__Assignment__.
Every line below that has the word "color" counts once; report how many lines that makes, with no other words.

__Data extract__.

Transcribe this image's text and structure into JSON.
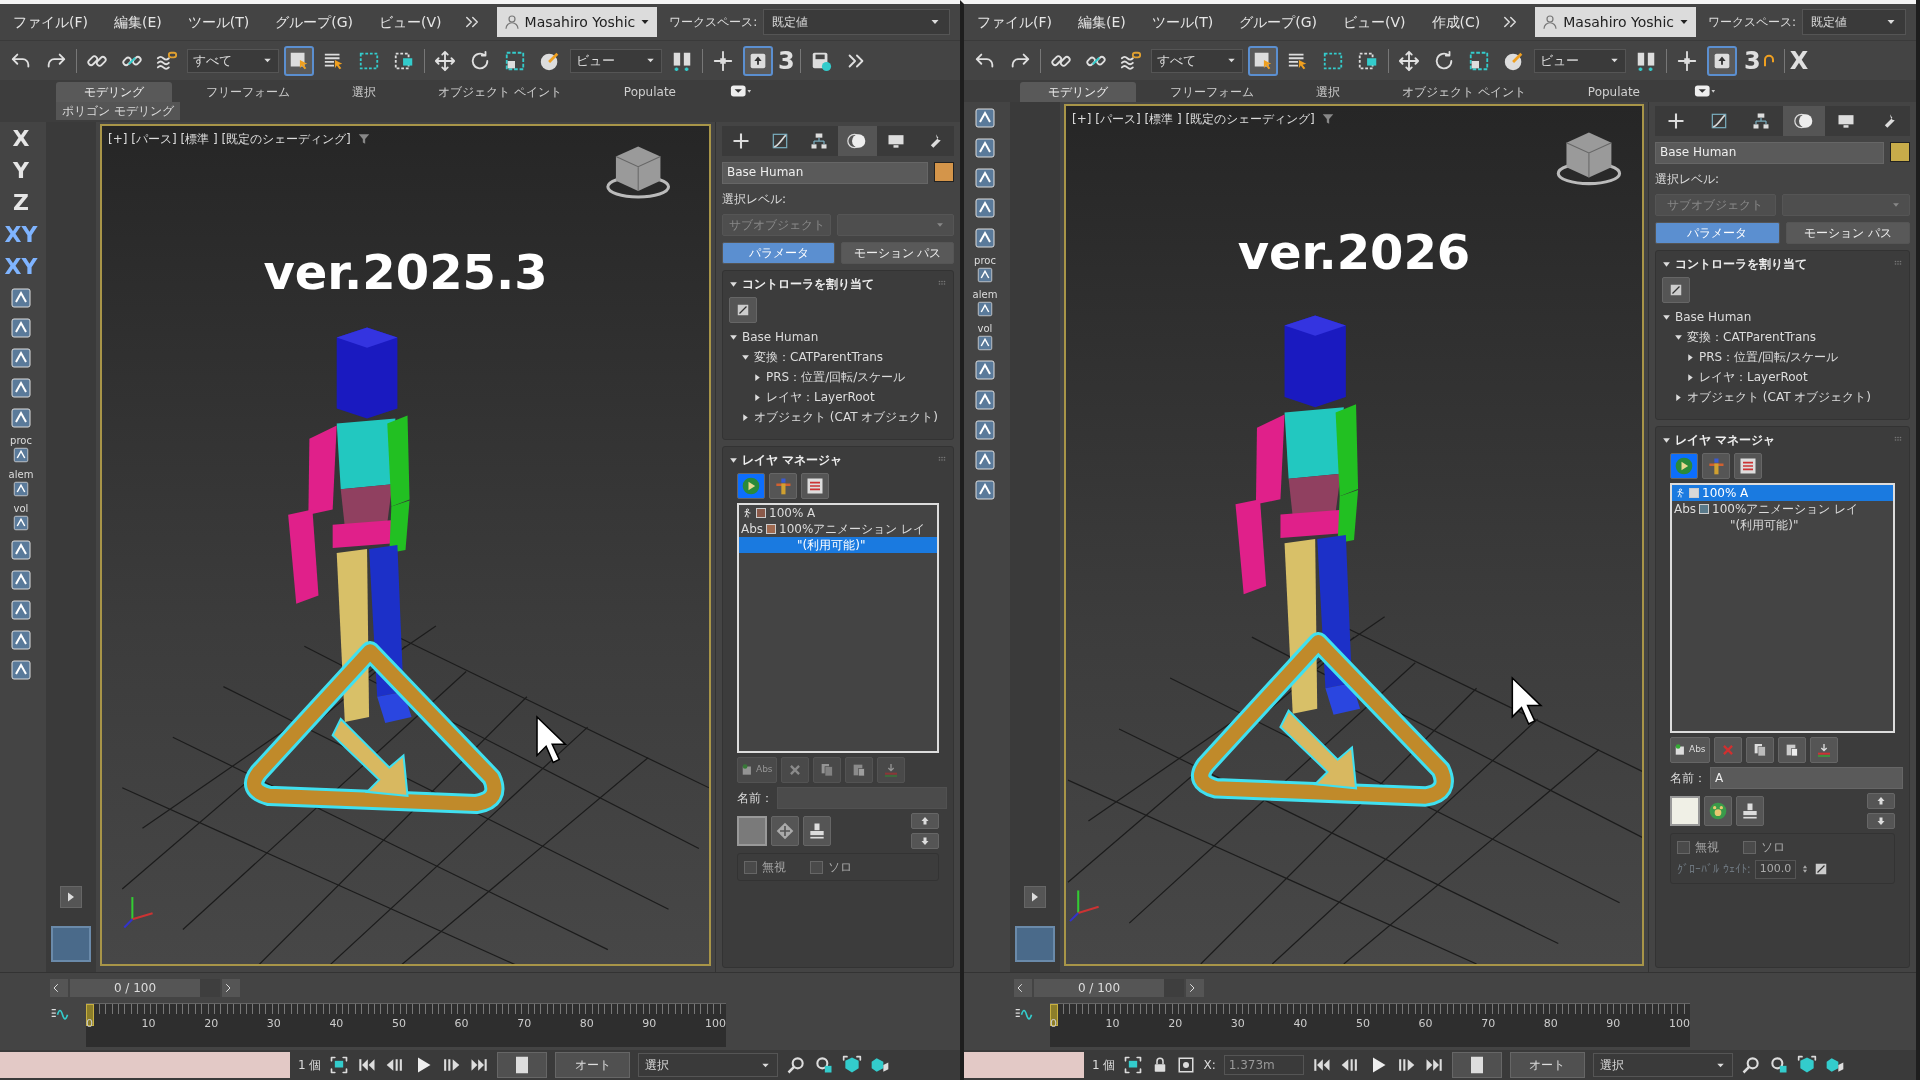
{
  "panes": [
    {
      "menu": [
        "ファイル(F)",
        "編集(E)",
        "ツール(T)",
        "グループ(G)",
        "ビュー(V)"
      ],
      "user": "Masahiro Yoshic",
      "workspace_label": "ワークスペース:",
      "workspace_value": "既定値",
      "toolbar": [
        {
          "kind": "undo"
        },
        {
          "kind": "redo"
        },
        {
          "kind": "sep"
        },
        {
          "kind": "link"
        },
        {
          "kind": "unlink"
        },
        {
          "kind": "bind"
        },
        {
          "kind": "dropdown",
          "text": "すべて"
        },
        {
          "kind": "select",
          "selected": true
        },
        {
          "kind": "selectlist",
          "selected": false
        },
        {
          "kind": "rect",
          "selected": false
        },
        {
          "kind": "window",
          "selected": false
        },
        {
          "kind": "sep"
        },
        {
          "kind": "move",
          "selected": false
        },
        {
          "kind": "rotate",
          "selected": false
        },
        {
          "kind": "scale",
          "selected": false
        },
        {
          "kind": "place",
          "selected": false
        },
        {
          "kind": "dropdown",
          "text": "ビュー"
        },
        {
          "kind": "mirror"
        },
        {
          "kind": "sep"
        },
        {
          "kind": "align"
        },
        {
          "kind": "toggle",
          "selected": true
        },
        {
          "kind": "glyph",
          "text": "3"
        },
        {
          "kind": "sep"
        },
        {
          "kind": "save"
        },
        {
          "kind": "more"
        }
      ],
      "ribbon_tabs": [
        {
          "label": "モデリング",
          "selected": true
        },
        {
          "label": "フリーフォーム",
          "selected": false
        },
        {
          "label": "選択",
          "selected": false
        },
        {
          "label": "オブジェクト ペイント",
          "selected": false
        },
        {
          "label": "Populate",
          "selected": false
        }
      ],
      "ribbon_sub": "ポリゴン モデリング",
      "side_tools": [
        {
          "kind": "axis",
          "label": "X"
        },
        {
          "kind": "axis",
          "label": "Y"
        },
        {
          "kind": "axis",
          "label": "Z"
        },
        {
          "kind": "axis",
          "label": "XY"
        },
        {
          "kind": "axis",
          "label": "XY"
        },
        {
          "kind": "tool"
        },
        {
          "kind": "tool"
        },
        {
          "kind": "tool"
        },
        {
          "kind": "tool"
        },
        {
          "kind": "tool"
        },
        {
          "kind": "script",
          "label": "proc"
        },
        {
          "kind": "script",
          "label": "alem"
        },
        {
          "kind": "script",
          "label": "vol"
        },
        {
          "kind": "tool"
        },
        {
          "kind": "tool"
        },
        {
          "kind": "tool"
        },
        {
          "kind": "tool"
        },
        {
          "kind": "tool"
        }
      ],
      "viewport": {
        "label": "[+] [パース] [標準 ] [既定のシェーディング]",
        "version": "ver.2025.3"
      },
      "command_panel": {
        "tabs": [
          {
            "kind": "create",
            "selected": false
          },
          {
            "kind": "modify",
            "selected": false
          },
          {
            "kind": "hierarchy",
            "selected": false
          },
          {
            "kind": "motion",
            "selected": true
          },
          {
            "kind": "display",
            "selected": false
          },
          {
            "kind": "utilities",
            "selected": false
          }
        ],
        "object_name": "Base Human",
        "object_swatch": {
          "color": "#d4954a"
        },
        "selection_level_label": "選択レベル:",
        "subobject_button": "サブオブジェクト",
        "mode_buttons": [
          {
            "label": "パラメータ",
            "selected": true
          },
          {
            "label": "モーション パス",
            "selected": false
          }
        ],
        "controller_rollout": {
          "title": "コントローラを割り当て",
          "tree": [
            {
              "label": "Base Human",
              "expanded": true,
              "children": [
                {
                  "label": "変換：CATParentTrans",
                  "expanded": true,
                  "children": [
                    {
                      "label": "PRS：位置/回転/スケール",
                      "expanded": false
                    },
                    {
                      "label": "レイヤ：LayerRoot",
                      "expanded": false
                    }
                  ]
                },
                {
                  "label": "オブジェクト (CAT オブジェクト)",
                  "expanded": false
                }
              ]
            }
          ]
        },
        "layer_rollout": {
          "title": "レイヤ マネージャ",
          "layers": [
            {
              "kind": "run",
              "text": "100% A",
              "color": "#8b5a4a",
              "selected": false
            },
            {
              "kind": "abs",
              "tag": "Abs",
              "text": "100%アニメーション レイ",
              "color": "#a06a50",
              "selected": false
            },
            {
              "kind": "note",
              "text": "\"(利用可能)\"",
              "selected": true
            }
          ],
          "add_tag": "Abs",
          "enabled": false,
          "name_label": "名前：",
          "layer_swatch": {
            "color": "#7a7a7a"
          },
          "checks": [
            {
              "label": "無視",
              "checked": false
            },
            {
              "label": "ソロ",
              "checked": false
            }
          ]
        }
      },
      "timeline": {
        "frame": "0 / 100",
        "level": 0,
        "ticks": [
          "0",
          "10",
          "20",
          "30",
          "40",
          "50",
          "60",
          "70",
          "80",
          "90",
          "100"
        ]
      },
      "status": {
        "selection": "1 個",
        "key_mode": "オート",
        "key_filter": "選択"
      }
    },
    {
      "menu": [
        "ファイル(F)",
        "編集(E)",
        "ツール(T)",
        "グループ(G)",
        "ビュー(V)",
        "作成(C)"
      ],
      "user": "Masahiro Yoshic",
      "workspace_label": "ワークスペース:",
      "workspace_value": "既定値",
      "toolbar": [
        {
          "kind": "undo"
        },
        {
          "kind": "redo"
        },
        {
          "kind": "sep"
        },
        {
          "kind": "link"
        },
        {
          "kind": "unlink"
        },
        {
          "kind": "bind"
        },
        {
          "kind": "dropdown",
          "text": "すべて"
        },
        {
          "kind": "select",
          "selected": true
        },
        {
          "kind": "selectlist",
          "selected": false
        },
        {
          "kind": "rect",
          "selected": false
        },
        {
          "kind": "window",
          "selected": false
        },
        {
          "kind": "sep"
        },
        {
          "kind": "move",
          "selected": false
        },
        {
          "kind": "rotate",
          "selected": false
        },
        {
          "kind": "scale",
          "selected": false
        },
        {
          "kind": "place",
          "selected": false
        },
        {
          "kind": "dropdown",
          "text": "ビュー"
        },
        {
          "kind": "mirror"
        },
        {
          "kind": "sep"
        },
        {
          "kind": "align"
        },
        {
          "kind": "toggle",
          "selected": true
        },
        {
          "kind": "snap",
          "text": "3"
        },
        {
          "kind": "sep"
        },
        {
          "kind": "glyph",
          "text": "X"
        }
      ],
      "ribbon_tabs": [
        {
          "label": "モデリング",
          "selected": true
        },
        {
          "label": "フリーフォーム",
          "selected": false
        },
        {
          "label": "選択",
          "selected": false
        },
        {
          "label": "オブジェクト ペイント",
          "selected": false
        },
        {
          "label": "Populate",
          "selected": false
        }
      ],
      "side_tools": [
        {
          "kind": "tool"
        },
        {
          "kind": "tool"
        },
        {
          "kind": "tool"
        },
        {
          "kind": "tool"
        },
        {
          "kind": "tool"
        },
        {
          "kind": "script",
          "label": "proc"
        },
        {
          "kind": "script",
          "label": "alem"
        },
        {
          "kind": "script",
          "label": "vol"
        },
        {
          "kind": "tool"
        },
        {
          "kind": "tool"
        },
        {
          "kind": "tool"
        },
        {
          "kind": "tool"
        },
        {
          "kind": "tool"
        }
      ],
      "viewport": {
        "label": "[+] [パース] [標準 ] [既定のシェーディング]",
        "version": "ver.2026"
      },
      "command_panel": {
        "tabs": [
          {
            "kind": "create",
            "selected": false
          },
          {
            "kind": "modify",
            "selected": false
          },
          {
            "kind": "hierarchy",
            "selected": false
          },
          {
            "kind": "motion",
            "selected": true
          },
          {
            "kind": "display",
            "selected": false
          },
          {
            "kind": "utilities",
            "selected": false
          }
        ],
        "object_name": "Base Human",
        "object_swatch": {
          "color": "#c8ac4a"
        },
        "selection_level_label": "選択レベル:",
        "subobject_button": "サブオブジェクト",
        "mode_buttons": [
          {
            "label": "パラメータ",
            "selected": true
          },
          {
            "label": "モーション パス",
            "selected": false
          }
        ],
        "controller_rollout": {
          "title": "コントローラを割り当て",
          "tree": [
            {
              "label": "Base Human",
              "expanded": true,
              "children": [
                {
                  "label": "変換：CATParentTrans",
                  "expanded": true,
                  "children": [
                    {
                      "label": "PRS：位置/回転/スケール",
                      "expanded": false
                    },
                    {
                      "label": "レイヤ：LayerRoot",
                      "expanded": false
                    }
                  ]
                },
                {
                  "label": "オブジェクト (CAT オブジェクト)",
                  "expanded": false
                }
              ]
            }
          ]
        },
        "layer_rollout": {
          "title": "レイヤ マネージャ",
          "layers": [
            {
              "kind": "run",
              "text": "100% A",
              "color": "#d8d8d8",
              "selected": true
            },
            {
              "kind": "abs",
              "tag": "Abs",
              "text": "100%アニメーション レイ",
              "color": "#5a7a8a",
              "selected": false
            },
            {
              "kind": "note",
              "text": "\"(利用可能)\"",
              "selected": false
            }
          ],
          "add_tag": "Abs",
          "enabled": true,
          "name_label": "名前：",
          "name_value": "A",
          "layer_swatch": {
            "color": "#f0f0e6"
          },
          "checks": [
            {
              "label": "無視",
              "checked": false
            },
            {
              "label": "ソロ",
              "checked": false
            }
          ],
          "weight_label": "ｸﾞﾛｰﾊﾞﾙ ｳｪｲﾄ:",
          "weight_value": "100.0"
        }
      },
      "timeline": {
        "frame": "0 / 100",
        "level": 0,
        "ticks": [
          "0",
          "10",
          "20",
          "30",
          "40",
          "50",
          "60",
          "70",
          "80",
          "90",
          "100"
        ]
      },
      "status": {
        "selection": "1 個",
        "coord_label": "X:",
        "coord_value": "1.373m",
        "key_mode": "オート",
        "key_filter": "選択"
      }
    }
  ]
}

__Result of this task__.
8